As the Wheel of the Year turns once more, the days get shorter, the skies become gray, and it seems as though the sun is dying. In this time of darkness, we pause on the Solstice (usually around December 21st, although not always on the same date) and realize that something wonderful is happening.
On Yule, the sun stops its decline into the south. For a few days, it seems as though it’s rising in exactly the same place… and then the amazing, the wonderful, the miraculous happens. The light begins to return.
The sun begins its journey back to the north, and once again we are reminded that we have something worth celebrating. In families of all different spiritual paths, the return of the light is celebrated, with Menorahs, Kwanzaa candles, bonfires, and brightly lit Christmas trees. On Yule, many Pagan and Wiccan families celebrate the return of the sun by adding light into their homes. One of our family’s favorite traditions – and one that children can do easily – is to make a Yule log for a family-sized celebration.
A holiday celebration that began in Norway, on the night of the winter solstice it was common to hoist a giant log onto the hearth to celebrate the return of the sun each year. The Norsemen believed that the sun was a giant wheel of fire which rolled away from the earth, and then began rolling back again on the winter solstice.
As Christianity spread through Europe, the tradition became part of Christmas Eve festivities. The father or master of the house would sprinkle the log with libations of mead, oil or salt.
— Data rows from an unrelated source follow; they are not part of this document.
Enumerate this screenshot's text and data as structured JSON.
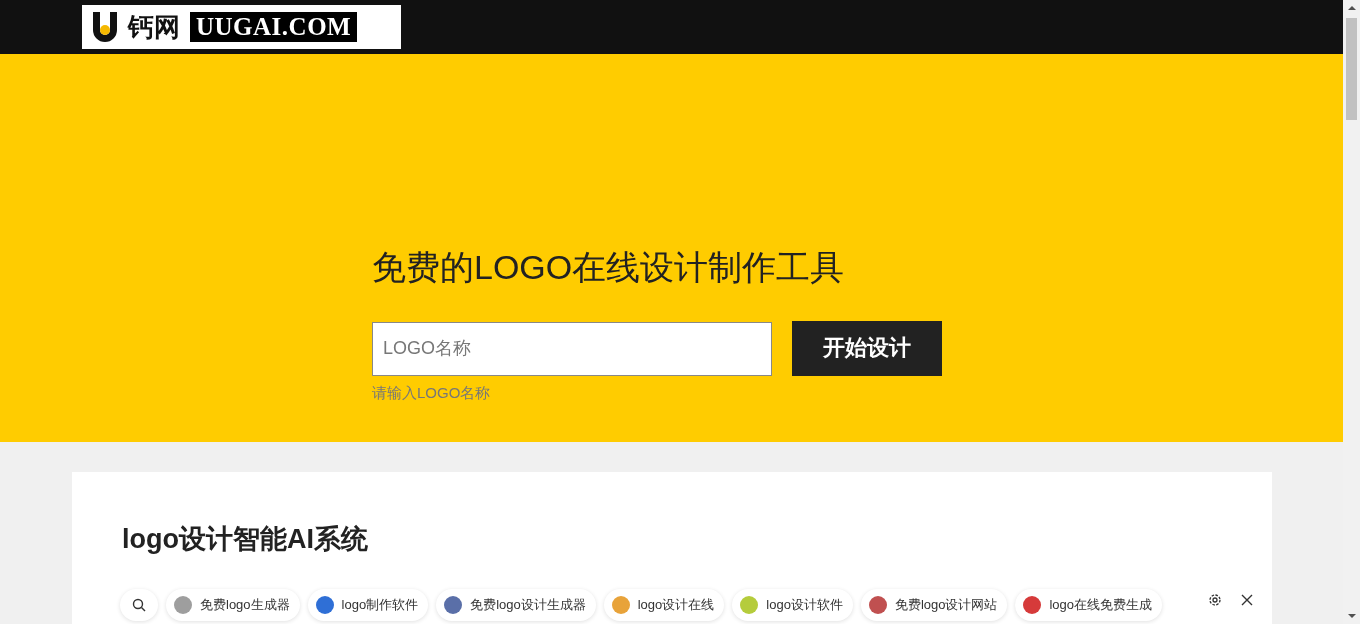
{
  "header": {
    "logo": {
      "cn": "钙网",
      "en": "UUGAI.COM"
    }
  },
  "hero": {
    "title": "免费的LOGO在线设计制作工具",
    "input": {
      "placeholder": "LOGO名称"
    },
    "button": "开始设计",
    "hint": "请输入LOGO名称"
  },
  "section": {
    "heading": "logo设计智能AI系统"
  },
  "suggestions": [
    {
      "label": "免费logo生成器",
      "color": "#9e9e9e"
    },
    {
      "label": "logo制作软件",
      "color": "#2f6fd6"
    },
    {
      "label": "免费logo设计生成器",
      "color": "#5a6fa8"
    },
    {
      "label": "logo设计在线",
      "color": "#e8a33a"
    },
    {
      "label": "logo设计软件",
      "color": "#b5cc3c"
    },
    {
      "label": "免费logo设计网站",
      "color": "#c05050"
    },
    {
      "label": "logo在线免费生成",
      "color": "#d63a3a"
    }
  ]
}
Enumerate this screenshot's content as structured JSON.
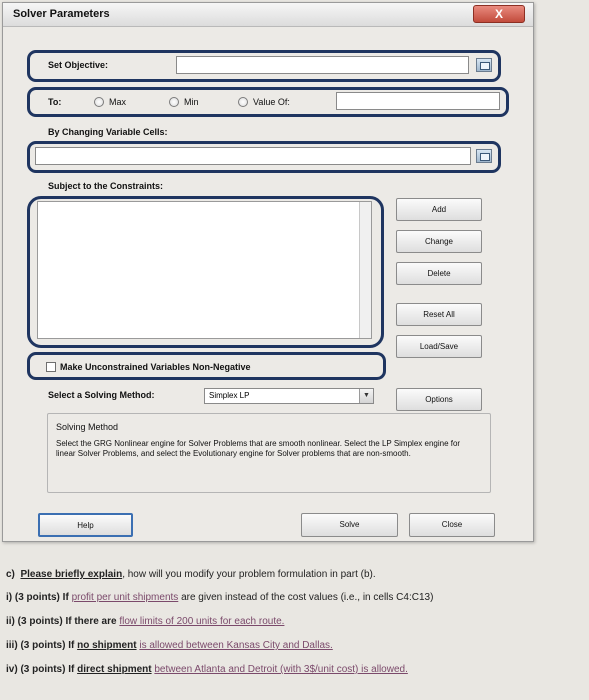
{
  "dialog": {
    "title": "Solver Parameters",
    "close_label": "X",
    "objective_label": "Set Objective:",
    "objective_value": "",
    "to_label": "To:",
    "radio_max": "Max",
    "radio_min": "Min",
    "radio_value_of": "Value Of:",
    "value_of_value": "",
    "changing_cells_label": "By Changing Variable Cells:",
    "changing_cells_value": "",
    "constraints_label": "Subject to the Constraints:",
    "buttons": {
      "add": "Add",
      "change": "Change",
      "delete": "Delete",
      "reset_all": "Reset All",
      "load_save": "Load/Save",
      "options": "Options",
      "help": "Help",
      "solve": "Solve",
      "close": "Close"
    },
    "nonneg_label": "Make Unconstrained Variables Non-Negative",
    "method_label": "Select a Solving Method:",
    "method_value": "Simplex LP",
    "solving_method_title": "Solving Method",
    "solving_method_desc": "Select the GRG Nonlinear engine for Solver Problems that are smooth nonlinear. Select the LP Simplex engine for linear Solver Problems, and select the Evolutionary engine for Solver problems that are non-smooth."
  },
  "question": {
    "c_prefix": "c)",
    "c_link": "Please briefly explain",
    "c_rest": ", how will you modify your problem formulation in part (b).",
    "i_prefix": "i) (3 points) If",
    "i_link": "profit per unit shipments",
    "i_rest": "are given instead of the cost values (i.e., in cells C4:C13)",
    "ii_prefix": "ii) (3 points) If there are",
    "ii_link": "flow limits of 200 units for each route.",
    "iii_prefix": "iii) (3 points) If",
    "iii_link1": "no shipment",
    "iii_link2": "is allowed between Kansas City and Dallas.",
    "iv_prefix": "iv) (3 points) If",
    "iv_link1": "direct shipment",
    "iv_link2": "between Atlanta and Detroit (with 3$/unit cost) is allowed."
  }
}
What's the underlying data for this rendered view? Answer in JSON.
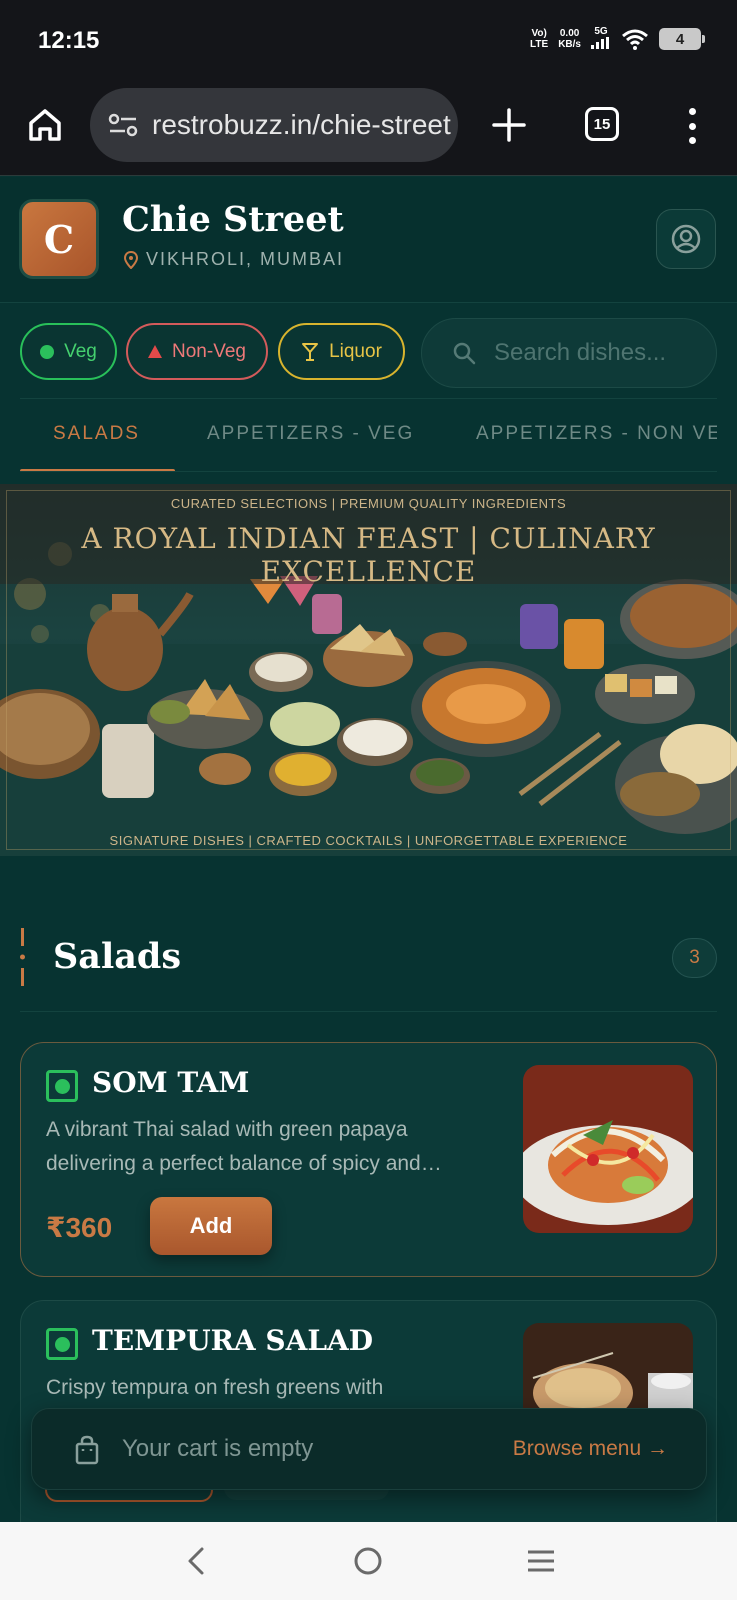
{
  "status_bar": {
    "time": "12:15",
    "network_top": "Vo)",
    "network_bottom": "LTE",
    "speed_value": "0.00",
    "speed_unit": "KB/s",
    "signal_label": "5G",
    "battery_level": "4"
  },
  "browser": {
    "url": "restrobuzz.in/chie-street",
    "tab_count": "15"
  },
  "restaurant": {
    "logo_letter": "C",
    "name": "Chie Street",
    "location": "VIKHROLI, MUMBAI"
  },
  "filters": {
    "veg_label": "Veg",
    "nonveg_label": "Non-Veg",
    "liquor_label": "Liquor",
    "search_placeholder": "Search dishes..."
  },
  "category_tabs": [
    {
      "label": "SALADS",
      "active": true
    },
    {
      "label": "APPETIZERS - VEG",
      "active": false
    },
    {
      "label": "APPETIZERS - NON VEG",
      "active": false
    }
  ],
  "banner": {
    "top_line": "CURATED SELECTIONS | PREMIUM QUALITY INGREDIENTS",
    "title": "A ROYAL INDIAN FEAST | CULINARY EXCELLENCE",
    "bottom_line": "SIGNATURE DISHES | CRAFTED COCKTAILS | UNFORGETTABLE EXPERIENCE"
  },
  "section": {
    "title": "Salads",
    "count": "3"
  },
  "dishes": [
    {
      "name": "SOM TAM",
      "description": "A vibrant Thai salad with green papaya delivering a perfect balance of spicy and…",
      "price": "₹360",
      "add_label": "Add",
      "type": "veg"
    },
    {
      "name": "TEMPURA SALAD",
      "description": "Crispy tempura on fresh greens with",
      "type": "veg"
    }
  ],
  "cart": {
    "empty_text": "Your cart is empty",
    "browse_link": "Browse menu →"
  },
  "colors": {
    "background": "#073331",
    "accent": "#c97a45",
    "veg": "#2bbf5c",
    "nonveg": "#d35b5b",
    "liquor": "#d8b42e"
  }
}
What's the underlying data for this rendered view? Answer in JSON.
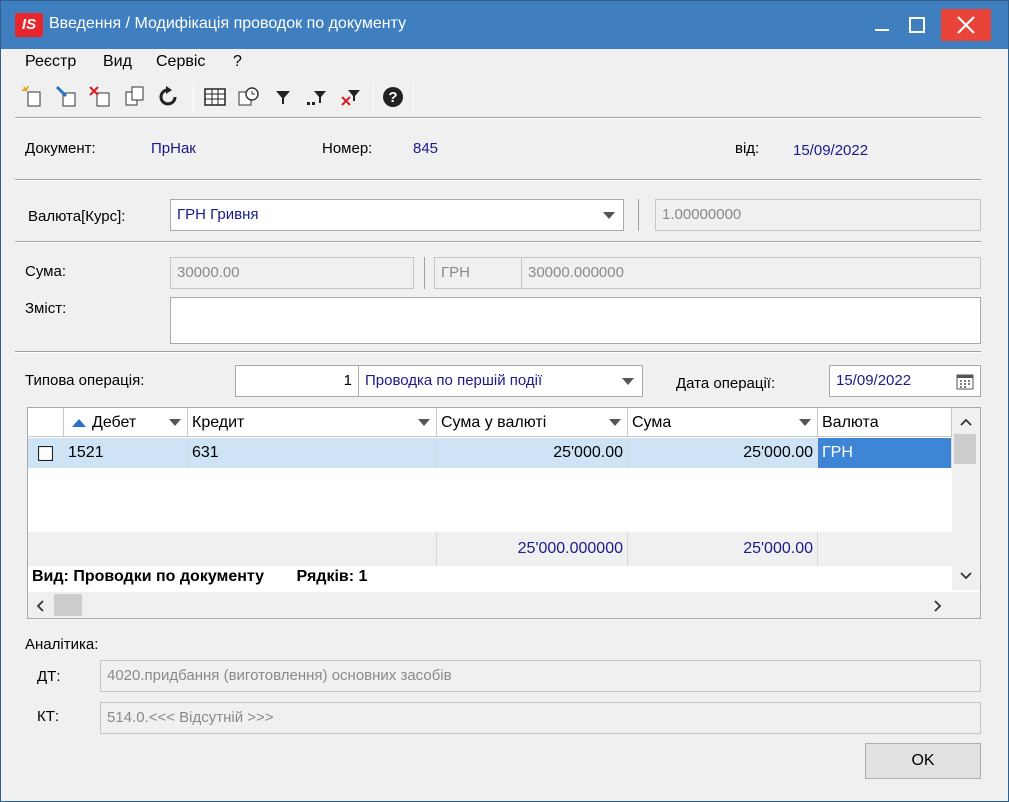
{
  "window": {
    "app_icon_text": "IS",
    "title": "Введення / Модифікація проводок по документу"
  },
  "menu": [
    "Реєстр",
    "Вид",
    "Сервіс",
    "?"
  ],
  "header": {
    "document_label": "Документ:",
    "document_value": "ПрНак",
    "number_label": "Номер:",
    "number_value": "845",
    "date_label": "від:",
    "date_value": "15/09/2022"
  },
  "currency": {
    "label": "Валюта[Курс]:",
    "value": "ГРН Гривня",
    "rate": "1.00000000"
  },
  "sum": {
    "label": "Сума:",
    "value": "30000.00",
    "currency": "ГРН",
    "value_currency": "30000.000000"
  },
  "content": {
    "label": "Зміст:",
    "value": ""
  },
  "operation": {
    "label": "Типова операція:",
    "number": "1",
    "name": "Проводка по першій події",
    "date_label": "Дата операції:",
    "date_value": "15/09/2022"
  },
  "table": {
    "columns": [
      "Дебет",
      "Кредит",
      "Сума у валюті",
      "Сума",
      "Валюта"
    ],
    "rows": [
      {
        "debit": "1521",
        "credit": "631",
        "sum_currency": "25'000.00",
        "sum": "25'000.00",
        "currency": "ГРН"
      }
    ],
    "totals": {
      "sum_currency": "25'000.000000",
      "sum": "25'000.00"
    },
    "view_label": "Вид: Проводки по документу",
    "rows_label": "Рядків: 1"
  },
  "analytics": {
    "label": "Аналітика:",
    "dt_label": "ДТ:",
    "dt_value": "4020.придбання (виготовлення) основних засобів",
    "kt_label": "КТ:",
    "kt_value": "514.0.<<< Відсутній >>>"
  },
  "ok_label": "OK"
}
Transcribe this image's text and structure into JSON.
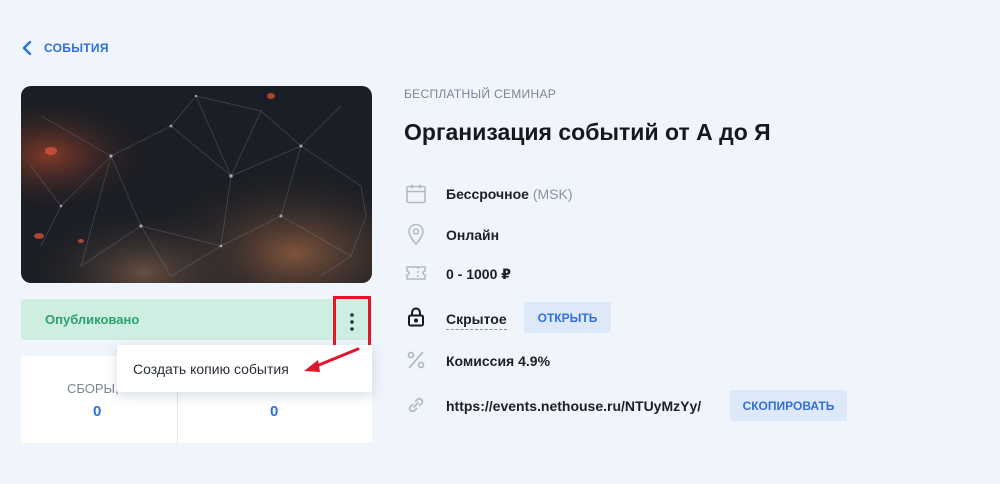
{
  "nav": {
    "back_label": "СОБЫТИЯ"
  },
  "status": {
    "label": "Опубликовано",
    "menu_icon": "kebab-vertical-icon"
  },
  "dropdown": {
    "items": [
      {
        "label": "Создать копию события"
      }
    ]
  },
  "stats": {
    "left": {
      "label": "СБОРЫ,",
      "value": "0"
    },
    "right": {
      "label": "",
      "value": "0"
    }
  },
  "event": {
    "type": "БЕСПЛАТНЫЙ СЕМИНАР",
    "title": "Организация событий от А до Я",
    "schedule": {
      "label": "Бессрочное",
      "timezone": "(MSK)",
      "icon": "calendar-icon"
    },
    "location": {
      "label": "Онлайн",
      "icon": "map-pin-icon"
    },
    "price": {
      "label": "0 - 1000 ₽",
      "icon": "ticket-icon"
    },
    "visibility": {
      "label": "Скрытое",
      "action": "ОТКРЫТЬ",
      "icon": "lock-icon"
    },
    "commission": {
      "label": "Комиссия 4.9%",
      "icon": "percent-icon"
    },
    "link": {
      "url": "https://events.nethouse.ru/NTUyMzYy/",
      "action": "СКОПИРОВАТЬ",
      "icon": "link-icon"
    }
  },
  "colors": {
    "accent": "#2f6fd9",
    "status_bg": "#cfeee2",
    "status_text": "#2aa26e",
    "highlight": "#e0172a",
    "page_bg": "#f0f5fb"
  }
}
Once the log was burned in the hearth, the ashes were scattered about the house to protect the family within from hostile spirits.